Why were people surprised to learn that baby Avery’s Bucket List was written by her dad? I read of this reaction in a Good Feed Blog entry written by my friend Joanna Schroeder, The ‘Bucket List’ Baby and What Makes a Good Man, and my instant reaction was sadness. Sadness that Avery passed, and sadness that commenters on his blog tried to take something away from her father by expressing surprise that the blog was written by him and not her mother. Sadness that gender debate even surfaced in the midst of this tragedy. Sadness that anyone would ever vocalize surprise that her father wrote her heartfelt blog entries.
Let me tell you about a world where gender roles do not matter. The place is the NICU. The Neonatal Intensive Care Unit. I can tell you that the NICU has a way of equalizing all parents. It does not matter what race you are, what religion, what gender, what sexual orientation, none of it matters. Even the big, burly, hunting and fishing “man’s man” sits in the same vulnerable position as the most feminine of tiny mothers, whispering quietly to his little baby, and trying to will them to live. We all just looked at each other thinking “I know what the hell you are going through, and no one else does.”
I’m married to a guy who used to sing Elton John’s “Your Song”, and read the classic version of Peter Pan to our dying daughter. He made a great Tink. Gender is not a debate to be had in the NICU. There are only parents. Trying to cope with the hand they have been dealt.
I saw many reactions in the NICU. I saw women that avoided their sick baby at all costs, too afraid to deal with the pain and emotion of the unknown. I saw men sit for hours and even days by their child’s bedside, crying and entreating a higher power. I saw women, only hours after giving birth via c-section, sit next to their baby’s bedside completely ignoring their own pain. I saw men collapse on the nursery floor in desperation when they were told their baby would not live through the night. No one is shocked to see a dad cry, sing, or buy a pink dress. No one is bewildered to see a mom refuse to hold her tiny baby.
I saw people from all walks of life, and never once witnessed anyone express surprise at a man showing deep emotion, or a woman showing none. When our daughter Mya died, five neonatologists, all men, came into her nursery, held her, stroked her cheek, and broke down tearfully. We all just knew we were human, and were doing the best we could.

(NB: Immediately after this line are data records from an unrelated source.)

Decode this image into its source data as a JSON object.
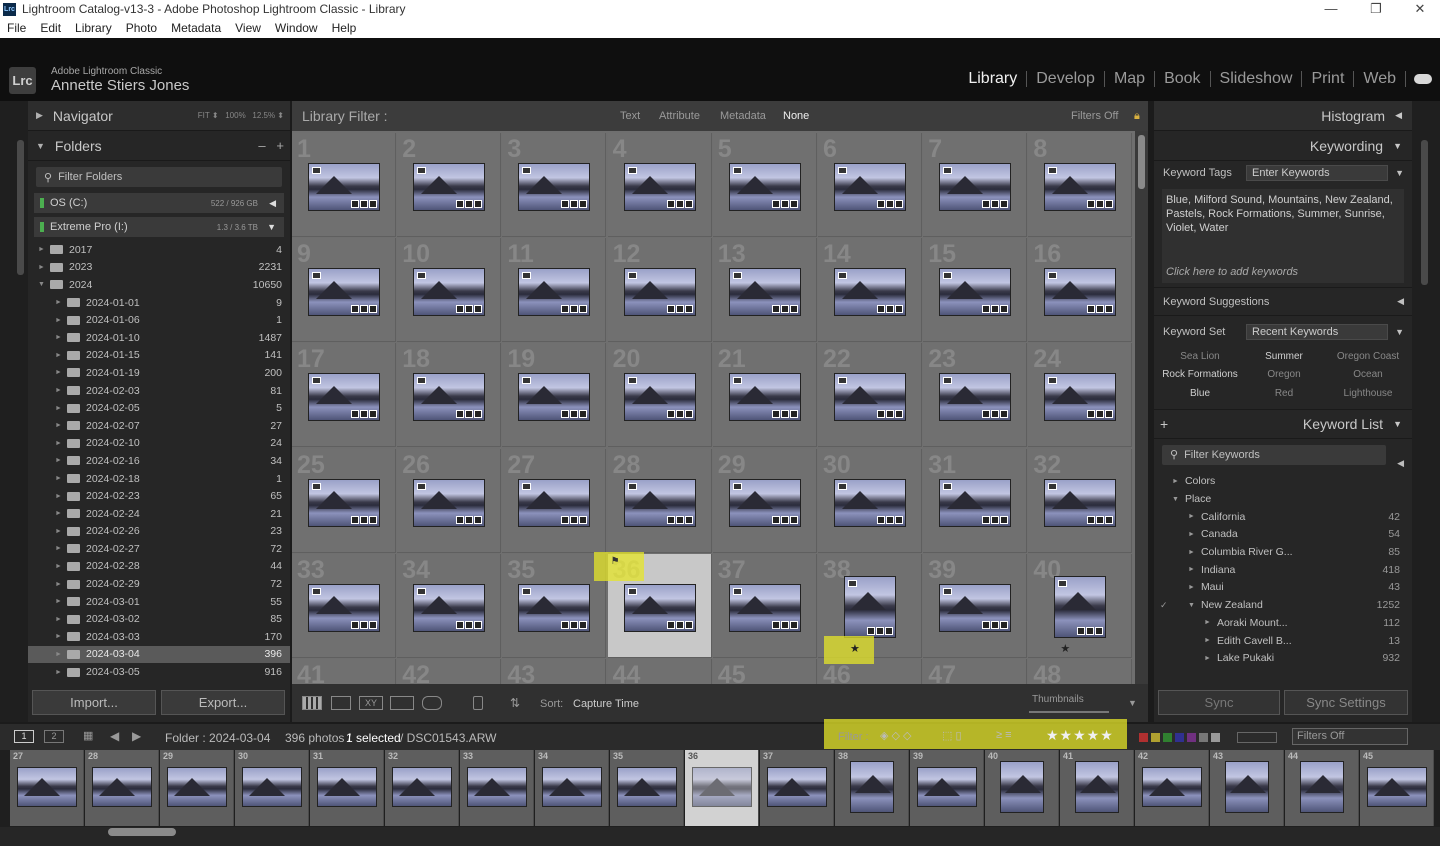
{
  "window": {
    "title": "Lightroom Catalog-v13-3 - Adobe Photoshop Lightroom Classic - Library",
    "app_icon": "Lrc",
    "controls": [
      "—",
      "❐",
      "✕"
    ]
  },
  "menu": [
    "File",
    "Edit",
    "Library",
    "Photo",
    "Metadata",
    "View",
    "Window",
    "Help"
  ],
  "identity": {
    "logo": "Lrc",
    "subtitle": "Adobe Lightroom Classic",
    "name": "Annette Stiers Jones"
  },
  "modules": [
    "Library",
    "Develop",
    "Map",
    "Book",
    "Slideshow",
    "Print",
    "Web"
  ],
  "active_module": "Library",
  "navigator": {
    "title": "Navigator",
    "fit": "FIT",
    "z1": "100%",
    "z2": "12.5%"
  },
  "folders": {
    "title": "Folders",
    "minus": "–",
    "plus": "+",
    "filter": "Filter Folders",
    "volumes": [
      {
        "name": "OS (C:)",
        "size": "522 / 926 GB"
      },
      {
        "name": "Extreme Pro (I:)",
        "size": "1.3 / 3.6 TB"
      }
    ],
    "items": [
      {
        "name": "2017",
        "count": "4",
        "level": 0,
        "exp": "►"
      },
      {
        "name": "2023",
        "count": "2231",
        "level": 0,
        "exp": "►"
      },
      {
        "name": "2024",
        "count": "10650",
        "level": 0,
        "exp": "▼"
      },
      {
        "name": "2024-01-01",
        "count": "9",
        "level": 1,
        "exp": "►"
      },
      {
        "name": "2024-01-06",
        "count": "1",
        "level": 1,
        "exp": "►"
      },
      {
        "name": "2024-01-10",
        "count": "1487",
        "level": 1,
        "exp": "►"
      },
      {
        "name": "2024-01-15",
        "count": "141",
        "level": 1,
        "exp": "►"
      },
      {
        "name": "2024-01-19",
        "count": "200",
        "level": 1,
        "exp": "►"
      },
      {
        "name": "2024-02-03",
        "count": "81",
        "level": 1,
        "exp": "►"
      },
      {
        "name": "2024-02-05",
        "count": "5",
        "level": 1,
        "exp": "►"
      },
      {
        "name": "2024-02-07",
        "count": "27",
        "level": 1,
        "exp": "►"
      },
      {
        "name": "2024-02-10",
        "count": "24",
        "level": 1,
        "exp": "►"
      },
      {
        "name": "2024-02-16",
        "count": "34",
        "level": 1,
        "exp": "►"
      },
      {
        "name": "2024-02-18",
        "count": "1",
        "level": 1,
        "exp": "►"
      },
      {
        "name": "2024-02-23",
        "count": "65",
        "level": 1,
        "exp": "►"
      },
      {
        "name": "2024-02-24",
        "count": "21",
        "level": 1,
        "exp": "►"
      },
      {
        "name": "2024-02-26",
        "count": "23",
        "level": 1,
        "exp": "►"
      },
      {
        "name": "2024-02-27",
        "count": "72",
        "level": 1,
        "exp": "►"
      },
      {
        "name": "2024-02-28",
        "count": "44",
        "level": 1,
        "exp": "►"
      },
      {
        "name": "2024-02-29",
        "count": "72",
        "level": 1,
        "exp": "►"
      },
      {
        "name": "2024-03-01",
        "count": "55",
        "level": 1,
        "exp": "►"
      },
      {
        "name": "2024-03-02",
        "count": "85",
        "level": 1,
        "exp": "►"
      },
      {
        "name": "2024-03-03",
        "count": "170",
        "level": 1,
        "exp": "►"
      },
      {
        "name": "2024-03-04",
        "count": "396",
        "level": 1,
        "exp": "►",
        "selected": true
      },
      {
        "name": "2024-03-05",
        "count": "916",
        "level": 1,
        "exp": "►"
      }
    ]
  },
  "left_buttons": {
    "import": "Import...",
    "export": "Export..."
  },
  "library_filter": {
    "label": "Library Filter :",
    "options": [
      "Text",
      "Attribute",
      "Metadata",
      "None"
    ],
    "active": "None",
    "status": "Filters Off"
  },
  "grid": {
    "cells": [
      {
        "n": "1",
        "o": "l"
      },
      {
        "n": "2",
        "o": "l"
      },
      {
        "n": "3",
        "o": "l"
      },
      {
        "n": "4",
        "o": "l"
      },
      {
        "n": "5",
        "o": "l"
      },
      {
        "n": "6",
        "o": "l"
      },
      {
        "n": "7",
        "o": "l"
      },
      {
        "n": "8",
        "o": "l"
      },
      {
        "n": "9",
        "o": "l"
      },
      {
        "n": "10",
        "o": "l"
      },
      {
        "n": "11",
        "o": "l"
      },
      {
        "n": "12",
        "o": "l"
      },
      {
        "n": "13",
        "o": "l"
      },
      {
        "n": "14",
        "o": "l"
      },
      {
        "n": "15",
        "o": "l"
      },
      {
        "n": "16",
        "o": "l"
      },
      {
        "n": "17",
        "o": "l"
      },
      {
        "n": "18",
        "o": "l"
      },
      {
        "n": "19",
        "o": "l"
      },
      {
        "n": "20",
        "o": "l"
      },
      {
        "n": "21",
        "o": "l"
      },
      {
        "n": "22",
        "o": "l"
      },
      {
        "n": "23",
        "o": "l"
      },
      {
        "n": "24",
        "o": "l"
      },
      {
        "n": "25",
        "o": "l"
      },
      {
        "n": "26",
        "o": "l"
      },
      {
        "n": "27",
        "o": "l"
      },
      {
        "n": "28",
        "o": "l"
      },
      {
        "n": "29",
        "o": "l"
      },
      {
        "n": "30",
        "o": "l"
      },
      {
        "n": "31",
        "o": "l"
      },
      {
        "n": "32",
        "o": "l"
      },
      {
        "n": "33",
        "o": "l"
      },
      {
        "n": "34",
        "o": "l"
      },
      {
        "n": "35",
        "o": "l"
      },
      {
        "n": "36",
        "o": "l",
        "selected": true,
        "flag": true
      },
      {
        "n": "37",
        "o": "l"
      },
      {
        "n": "38",
        "o": "p",
        "star": "★"
      },
      {
        "n": "39",
        "o": "l"
      },
      {
        "n": "40",
        "o": "p",
        "star": "★"
      },
      {
        "n": "41",
        "o": "l"
      },
      {
        "n": "42",
        "o": "l"
      },
      {
        "n": "43",
        "o": "l"
      },
      {
        "n": "44",
        "o": "l"
      },
      {
        "n": "45",
        "o": "l"
      },
      {
        "n": "46",
        "o": "l"
      },
      {
        "n": "47",
        "o": "l"
      },
      {
        "n": "48",
        "o": "l"
      }
    ]
  },
  "toolbar": {
    "sort_label": "Sort:",
    "sort_value": "Capture Time",
    "thumbnails_label": "Thumbnails"
  },
  "right": {
    "histogram": "Histogram",
    "keywording": "Keywording",
    "keyword_tags_label": "Keyword Tags",
    "keyword_tags_value": "Enter Keywords",
    "keywords_text": "Blue, Milford Sound, Mountains, New Zealand, Pastels, Rock Formations, Summer, Sunrise, Violet, Water",
    "add_hint": "Click here to add keywords",
    "suggestions": "Keyword Suggestions",
    "keyword_set_label": "Keyword Set",
    "keyword_set_value": "Recent Keywords",
    "recent": [
      {
        "t": "Sea Lion",
        "on": false
      },
      {
        "t": "Summer",
        "on": true
      },
      {
        "t": "Oregon Coast",
        "on": false
      },
      {
        "t": "Rock Formations",
        "on": true
      },
      {
        "t": "Oregon",
        "on": false
      },
      {
        "t": "Ocean",
        "on": false
      },
      {
        "t": "Blue",
        "on": true
      },
      {
        "t": "Red",
        "on": false
      },
      {
        "t": "Lighthouse",
        "on": false
      }
    ],
    "keyword_list": "Keyword List",
    "plus": "+",
    "filter_keywords": "Filter Keywords",
    "list": [
      {
        "name": "Colors",
        "count": "",
        "level": 0,
        "exp": "►"
      },
      {
        "name": "Place",
        "count": "",
        "level": 0,
        "exp": "▼"
      },
      {
        "name": "California",
        "count": "42",
        "level": 1,
        "exp": "►"
      },
      {
        "name": "Canada",
        "count": "54",
        "level": 1,
        "exp": "►"
      },
      {
        "name": "Columbia River G...",
        "count": "85",
        "level": 1,
        "exp": "►"
      },
      {
        "name": "Indiana",
        "count": "418",
        "level": 1,
        "exp": "►"
      },
      {
        "name": "Maui",
        "count": "43",
        "level": 1,
        "exp": "►"
      },
      {
        "name": "New Zealand",
        "count": "1252",
        "level": 1,
        "exp": "▼",
        "check": "✓"
      },
      {
        "name": "Aoraki Mount...",
        "count": "112",
        "level": 2,
        "exp": "►"
      },
      {
        "name": "Edith Cavell B...",
        "count": "13",
        "level": 2,
        "exp": "►"
      },
      {
        "name": "Lake Pukaki",
        "count": "932",
        "level": 2,
        "exp": "►"
      }
    ],
    "sync": "Sync",
    "sync_settings": "Sync Settings"
  },
  "filmstrip_bar": {
    "page1": "1",
    "page2": "2",
    "folder": "Folder : 2024-03-04",
    "count": "396 photos /",
    "selected": "1 selected",
    "file": "/ DSC01543.ARW",
    "filter_label": "Filter :",
    "stars": "★★★★★",
    "filters_off": "Filters Off"
  },
  "filmstrip": [
    {
      "n": "27",
      "o": "l"
    },
    {
      "n": "28",
      "o": "l"
    },
    {
      "n": "29",
      "o": "l"
    },
    {
      "n": "30",
      "o": "l"
    },
    {
      "n": "31",
      "o": "l"
    },
    {
      "n": "32",
      "o": "l"
    },
    {
      "n": "33",
      "o": "l"
    },
    {
      "n": "34",
      "o": "l"
    },
    {
      "n": "35",
      "o": "l"
    },
    {
      "n": "36",
      "o": "l",
      "selected": true
    },
    {
      "n": "37",
      "o": "l"
    },
    {
      "n": "38",
      "o": "p"
    },
    {
      "n": "39",
      "o": "l"
    },
    {
      "n": "40",
      "o": "p"
    },
    {
      "n": "41",
      "o": "p"
    },
    {
      "n": "42",
      "o": "l"
    },
    {
      "n": "43",
      "o": "p"
    },
    {
      "n": "44",
      "o": "p"
    },
    {
      "n": "45",
      "o": "l"
    }
  ],
  "colors": {
    "highlight": "#e6e628",
    "label_red": "#b03030",
    "label_yellow": "#b0a030",
    "label_green": "#308030",
    "label_blue": "#303090",
    "label_purple": "#703080"
  }
}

There was no protocol, no specific roles to fill in the midst of tragedy, and so no one expected it.
It was the new normal.
Author’s note: The lead photo is one I took of Lamont, holding Mya about 2 months before she died. He was going on probably less than 3 hours of sleep over 2 or 3 days here, which actually was pretty common because he worked and then spent every waking hour in the NICU.
The photo below is Lamont and Stella (Mya’s twin sister) at our home, just after Mya died.
All images are property of Amie Lee Photography.